Yes, we have a pic. See for example here: https://goo.gl/photos/fXt5YRXh2NzUntdy6 and here: https://goo.gl/photos/Efd4dtWTLQsJM7vKA As for the sport: well, I wouldn't call it so. The point was to sort colored balls into reservoirs. See here for FGC's full explanation: https://youtu.be/ceNUHzIwbeg
They were essential: we used them as rotating combs to collect the balls.
It is now.
As someone who is mentoring a very fresh team of local FIRST students what do you think the most helpful things for fresh faces would be?
Would it be teaching them programming, math, engineering concepts, or something different?
Maybe you should just encourage them to use their imagination and make sure they test their robot enough. The robot can be programmed with block code and there is quite little programming needed for a normal FIRST robot. All of us knew how to program beforehand though, so we are not sure if the programming would be easy for someone who has never done that kind of thing before.
How does this competition different from the FLL, FTC or FRC competition they do?
First Global is - as the name says - Global. There is a representative from - within the limits of the possible - every country on the world and they are given as equal a chance as possible.
My Son is in his Freshman year of High School and has entered the Tech/Engineering home room. He's very bright, and catches on to new ideas quickly. He's 14. What resources are out there that you would recommend so he can have fun while learning outside of a school environment?
Programming is fun, free and useful. You can find documentation for almost any programming language/libraries online. Tutorials are a good starting point, but once you know the basics, reading the documentation is more effective.
Some good programming languages are Python, Elm and Idris. Project Euler has some nice programming tasks, that do not require much code or libraries.
We planned the matches and they were only two and half minutes long, so we didn't have to make many choices under pressure.
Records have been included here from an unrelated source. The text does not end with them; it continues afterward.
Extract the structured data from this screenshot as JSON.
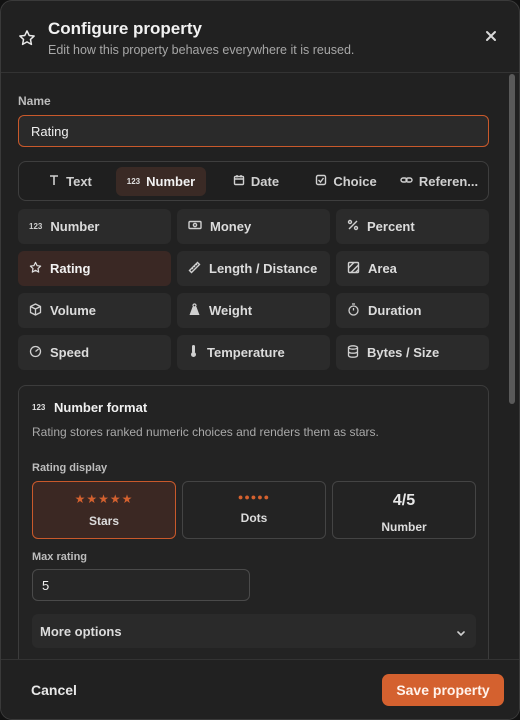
{
  "header": {
    "title": "Configure property",
    "subtitle": "Edit how this property behaves everywhere it is reused."
  },
  "name_field": {
    "label": "Name",
    "value": "Rating"
  },
  "type_tabs": [
    {
      "label": "Text",
      "icon": "text-icon"
    },
    {
      "label": "Number",
      "icon": "number-icon",
      "active": true
    },
    {
      "label": "Date",
      "icon": "calendar-icon"
    },
    {
      "label": "Choice",
      "icon": "checkbox-icon"
    },
    {
      "label": "Referen...",
      "icon": "link-icon"
    }
  ],
  "number_subtypes": [
    {
      "label": "Number",
      "icon": "number-icon"
    },
    {
      "label": "Money",
      "icon": "money-icon"
    },
    {
      "label": "Percent",
      "icon": "percent-icon"
    },
    {
      "label": "Rating",
      "icon": "star-icon",
      "active": true
    },
    {
      "label": "Length / Distance",
      "icon": "ruler-icon"
    },
    {
      "label": "Area",
      "icon": "area-icon"
    },
    {
      "label": "Volume",
      "icon": "cube-icon"
    },
    {
      "label": "Weight",
      "icon": "weight-icon"
    },
    {
      "label": "Duration",
      "icon": "stopwatch-icon"
    },
    {
      "label": "Speed",
      "icon": "gauge-icon"
    },
    {
      "label": "Temperature",
      "icon": "thermometer-icon"
    },
    {
      "label": "Bytes / Size",
      "icon": "database-icon"
    }
  ],
  "format_panel": {
    "title": "Number format",
    "description": "Rating stores ranked numeric choices and renders them as stars.",
    "display_label": "Rating display",
    "display_options": [
      {
        "label": "Stars",
        "preview": "★★★★★",
        "active": true
      },
      {
        "label": "Dots",
        "preview": "●●●●●"
      },
      {
        "label": "Number",
        "preview": "4/5"
      }
    ],
    "max_rating_label": "Max rating",
    "max_rating_value": "5",
    "more_options_label": "More options"
  },
  "footer": {
    "cancel_label": "Cancel",
    "save_label": "Save property"
  },
  "colors": {
    "accent": "#d4612f",
    "active_bg": "#3a2824",
    "panel_bg": "#212121"
  }
}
We were quite pressured by the situation though and our driver actually briefly collapsed after our last match.
Did you get any official recognition in Finland? Congrats from Sauli or Juha Sipilä?
Not really, there was a small article about us in a local newspaper. We got to go to the Finnish embassy though.
No, Howl's Moving Castle is according to our team captain, Laura.
See the description. (Updated after your post as this seemed to be a common question)
Assuming you are aware of robot combat in the form of Robot Wars/Battlebots - what sort of combat robot would you build?
I don't know the rules for Robot Wars/Battlebots, but I would make a robot with a big circular spinning blade with the vital parts in the middle, meaning that the opponents would have reach through or under the blade to kill my robot.
Team captain Laura
My high school started a robotics club when I was there back in 07. I was never in it, but it was a really cool club that made badass robots. It seems to have picked up in popularity since then, which is neat to see.
My question: what is the most frustrating part of building a robot from start to finish?
The robot kit was extremely annoying. Sometimes parts broke or the right kind of bracket was nowhere to be found. And don't get me started on all the screwing involved. Also the programming environment was a pain to set up.
This is the only robot we have built so far.